Historically, according to a cartulary of Sainte-Geneviève, the street takes its name from the fact that Matthew and his wife Madeleine Montmarency of Garland to set up their vines, "called the closed Mauvoisin" to serve fee to grant to certain persons in charge to develop the site. This setup gave birth to Garland Street and ran in 1202. The streets were composed of Garlande Fouarre section and those that lie between the Place Maubert and the Rue de la Bûcherie. Later, it was decided to bring all these sections under the same name: Galande street.
Those who engage in the exploration of the highway can not escape the spell of the beautiful and curious bas-relief carved on the facade of No. 42. This masterpiece, which is the scene where Saint-Julien made a false move lepers Jesus to make him cross a river, it was built in the thirteenth century.
Besides the historical monuments still visible far, this street is also known for hosting the chapels of St. Blaise and St. Louis. This chapel, which served as the headquarters of the Brotherhood of two monks, was built in 1476 by carpenters and masons Paris.
Transfer to Paris St. Galandeà
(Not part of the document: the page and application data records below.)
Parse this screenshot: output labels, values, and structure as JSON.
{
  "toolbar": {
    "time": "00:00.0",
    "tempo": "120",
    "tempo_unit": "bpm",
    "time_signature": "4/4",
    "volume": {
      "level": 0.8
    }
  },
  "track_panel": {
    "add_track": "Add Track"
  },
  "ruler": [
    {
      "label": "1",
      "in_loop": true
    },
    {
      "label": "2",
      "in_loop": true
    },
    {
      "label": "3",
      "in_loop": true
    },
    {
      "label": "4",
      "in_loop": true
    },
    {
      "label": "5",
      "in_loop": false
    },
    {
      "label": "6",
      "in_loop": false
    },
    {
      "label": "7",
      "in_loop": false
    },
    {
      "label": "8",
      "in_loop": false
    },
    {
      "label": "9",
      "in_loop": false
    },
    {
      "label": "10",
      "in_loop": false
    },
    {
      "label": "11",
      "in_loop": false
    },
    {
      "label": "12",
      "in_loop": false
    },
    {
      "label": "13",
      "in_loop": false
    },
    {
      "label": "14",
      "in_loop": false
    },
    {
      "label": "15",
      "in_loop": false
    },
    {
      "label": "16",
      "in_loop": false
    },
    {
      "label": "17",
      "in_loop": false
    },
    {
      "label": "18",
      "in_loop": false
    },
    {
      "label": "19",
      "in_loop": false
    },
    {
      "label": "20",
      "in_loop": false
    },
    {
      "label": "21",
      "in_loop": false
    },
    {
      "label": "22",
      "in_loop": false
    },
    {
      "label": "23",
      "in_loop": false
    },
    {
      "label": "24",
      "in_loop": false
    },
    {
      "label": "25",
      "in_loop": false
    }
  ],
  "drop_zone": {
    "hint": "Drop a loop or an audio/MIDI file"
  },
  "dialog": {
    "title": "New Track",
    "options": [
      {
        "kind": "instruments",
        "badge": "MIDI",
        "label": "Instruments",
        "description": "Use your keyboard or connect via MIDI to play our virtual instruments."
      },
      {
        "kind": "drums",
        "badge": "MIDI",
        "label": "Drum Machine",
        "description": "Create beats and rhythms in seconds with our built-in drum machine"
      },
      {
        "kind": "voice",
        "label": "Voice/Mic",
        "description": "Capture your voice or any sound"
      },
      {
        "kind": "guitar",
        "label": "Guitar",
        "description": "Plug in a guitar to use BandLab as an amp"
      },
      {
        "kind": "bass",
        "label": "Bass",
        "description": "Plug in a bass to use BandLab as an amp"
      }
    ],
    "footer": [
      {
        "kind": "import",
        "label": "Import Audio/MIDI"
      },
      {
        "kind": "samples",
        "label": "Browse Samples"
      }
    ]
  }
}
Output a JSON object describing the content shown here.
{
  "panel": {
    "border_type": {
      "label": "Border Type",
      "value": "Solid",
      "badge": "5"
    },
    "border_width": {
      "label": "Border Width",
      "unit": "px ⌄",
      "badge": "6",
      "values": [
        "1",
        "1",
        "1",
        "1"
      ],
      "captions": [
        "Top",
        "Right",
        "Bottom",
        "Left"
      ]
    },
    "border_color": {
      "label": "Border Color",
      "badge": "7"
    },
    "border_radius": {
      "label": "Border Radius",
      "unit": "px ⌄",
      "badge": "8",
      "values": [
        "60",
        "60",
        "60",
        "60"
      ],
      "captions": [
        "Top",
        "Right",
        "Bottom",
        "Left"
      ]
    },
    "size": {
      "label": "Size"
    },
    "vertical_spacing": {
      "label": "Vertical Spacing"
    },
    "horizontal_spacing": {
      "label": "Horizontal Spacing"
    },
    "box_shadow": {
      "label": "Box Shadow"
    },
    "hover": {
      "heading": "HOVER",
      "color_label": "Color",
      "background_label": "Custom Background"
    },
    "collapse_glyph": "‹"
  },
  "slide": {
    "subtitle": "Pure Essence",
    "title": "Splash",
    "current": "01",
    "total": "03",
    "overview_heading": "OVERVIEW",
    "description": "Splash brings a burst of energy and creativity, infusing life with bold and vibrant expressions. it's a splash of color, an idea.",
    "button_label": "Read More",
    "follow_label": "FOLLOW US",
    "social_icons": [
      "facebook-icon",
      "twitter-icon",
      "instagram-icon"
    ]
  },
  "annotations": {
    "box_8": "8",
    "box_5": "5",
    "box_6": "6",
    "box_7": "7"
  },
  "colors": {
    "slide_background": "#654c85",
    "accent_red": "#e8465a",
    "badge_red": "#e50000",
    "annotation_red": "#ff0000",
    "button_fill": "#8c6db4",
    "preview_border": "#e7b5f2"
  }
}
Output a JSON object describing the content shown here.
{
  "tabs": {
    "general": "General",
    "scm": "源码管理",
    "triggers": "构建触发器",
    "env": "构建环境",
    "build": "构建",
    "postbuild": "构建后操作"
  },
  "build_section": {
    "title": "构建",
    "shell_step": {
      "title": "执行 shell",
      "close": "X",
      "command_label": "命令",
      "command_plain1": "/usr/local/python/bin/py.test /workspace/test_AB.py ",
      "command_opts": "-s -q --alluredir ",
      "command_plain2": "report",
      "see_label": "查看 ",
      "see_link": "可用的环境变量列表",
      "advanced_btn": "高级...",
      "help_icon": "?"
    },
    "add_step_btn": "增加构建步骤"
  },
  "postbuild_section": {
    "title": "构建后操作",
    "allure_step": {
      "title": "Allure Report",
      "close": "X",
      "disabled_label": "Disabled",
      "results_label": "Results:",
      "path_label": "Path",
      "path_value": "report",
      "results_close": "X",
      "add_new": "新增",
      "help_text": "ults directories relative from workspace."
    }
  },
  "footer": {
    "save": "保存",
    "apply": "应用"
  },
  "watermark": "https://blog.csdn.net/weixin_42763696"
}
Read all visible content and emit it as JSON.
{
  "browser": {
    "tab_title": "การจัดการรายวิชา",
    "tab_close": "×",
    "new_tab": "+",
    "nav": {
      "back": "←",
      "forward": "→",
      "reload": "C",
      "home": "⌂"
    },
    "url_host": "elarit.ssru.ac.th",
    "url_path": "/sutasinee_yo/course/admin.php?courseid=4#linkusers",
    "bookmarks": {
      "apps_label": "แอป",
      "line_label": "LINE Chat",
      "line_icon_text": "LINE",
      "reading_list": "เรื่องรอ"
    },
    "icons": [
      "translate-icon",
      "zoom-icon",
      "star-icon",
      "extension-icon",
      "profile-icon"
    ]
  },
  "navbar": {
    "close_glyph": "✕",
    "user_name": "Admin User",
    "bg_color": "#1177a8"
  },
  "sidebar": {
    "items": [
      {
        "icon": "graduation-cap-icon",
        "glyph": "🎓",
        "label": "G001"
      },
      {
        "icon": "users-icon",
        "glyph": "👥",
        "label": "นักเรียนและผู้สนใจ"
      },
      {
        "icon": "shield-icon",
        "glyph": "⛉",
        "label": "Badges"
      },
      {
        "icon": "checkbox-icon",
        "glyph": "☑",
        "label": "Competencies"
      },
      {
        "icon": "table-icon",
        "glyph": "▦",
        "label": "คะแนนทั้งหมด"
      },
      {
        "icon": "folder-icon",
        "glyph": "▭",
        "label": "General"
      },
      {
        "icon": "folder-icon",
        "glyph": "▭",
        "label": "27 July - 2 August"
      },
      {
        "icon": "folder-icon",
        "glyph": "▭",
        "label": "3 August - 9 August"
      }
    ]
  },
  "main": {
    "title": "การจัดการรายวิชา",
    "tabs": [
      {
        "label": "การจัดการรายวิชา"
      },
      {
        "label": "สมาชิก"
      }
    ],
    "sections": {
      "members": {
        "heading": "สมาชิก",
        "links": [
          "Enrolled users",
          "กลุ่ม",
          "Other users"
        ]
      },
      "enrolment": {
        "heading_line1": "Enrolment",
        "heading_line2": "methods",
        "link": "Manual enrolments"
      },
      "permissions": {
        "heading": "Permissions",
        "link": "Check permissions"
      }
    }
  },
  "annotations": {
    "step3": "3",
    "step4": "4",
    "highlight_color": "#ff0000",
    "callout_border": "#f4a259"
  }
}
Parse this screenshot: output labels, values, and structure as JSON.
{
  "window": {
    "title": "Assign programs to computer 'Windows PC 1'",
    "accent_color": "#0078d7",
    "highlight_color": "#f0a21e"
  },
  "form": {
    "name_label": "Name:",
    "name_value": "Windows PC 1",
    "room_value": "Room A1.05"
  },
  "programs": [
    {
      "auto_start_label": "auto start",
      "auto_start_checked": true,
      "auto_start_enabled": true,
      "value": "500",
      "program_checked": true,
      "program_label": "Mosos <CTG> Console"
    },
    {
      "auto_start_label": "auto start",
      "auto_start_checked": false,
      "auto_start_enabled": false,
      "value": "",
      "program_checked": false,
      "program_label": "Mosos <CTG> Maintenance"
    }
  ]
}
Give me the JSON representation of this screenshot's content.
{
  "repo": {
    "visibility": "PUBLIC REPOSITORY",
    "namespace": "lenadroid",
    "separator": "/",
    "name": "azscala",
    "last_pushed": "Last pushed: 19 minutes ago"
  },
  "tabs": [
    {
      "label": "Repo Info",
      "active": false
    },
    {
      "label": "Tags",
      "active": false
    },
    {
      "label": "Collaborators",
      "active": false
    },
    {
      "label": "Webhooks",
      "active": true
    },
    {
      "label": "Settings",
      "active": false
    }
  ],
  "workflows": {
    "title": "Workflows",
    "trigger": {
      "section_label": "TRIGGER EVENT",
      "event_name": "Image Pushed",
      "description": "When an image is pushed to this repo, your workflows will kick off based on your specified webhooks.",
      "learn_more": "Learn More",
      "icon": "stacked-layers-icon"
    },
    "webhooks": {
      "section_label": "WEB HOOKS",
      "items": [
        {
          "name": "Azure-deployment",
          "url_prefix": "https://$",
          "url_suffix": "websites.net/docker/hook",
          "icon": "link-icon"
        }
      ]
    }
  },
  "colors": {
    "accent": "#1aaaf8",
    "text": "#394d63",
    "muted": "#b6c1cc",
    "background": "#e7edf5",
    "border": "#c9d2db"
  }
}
Street Galandese located 19.1 km from Orly airport, 33.3 km from Charles de Gaulle airport and 100 km from Paris Beauvais airport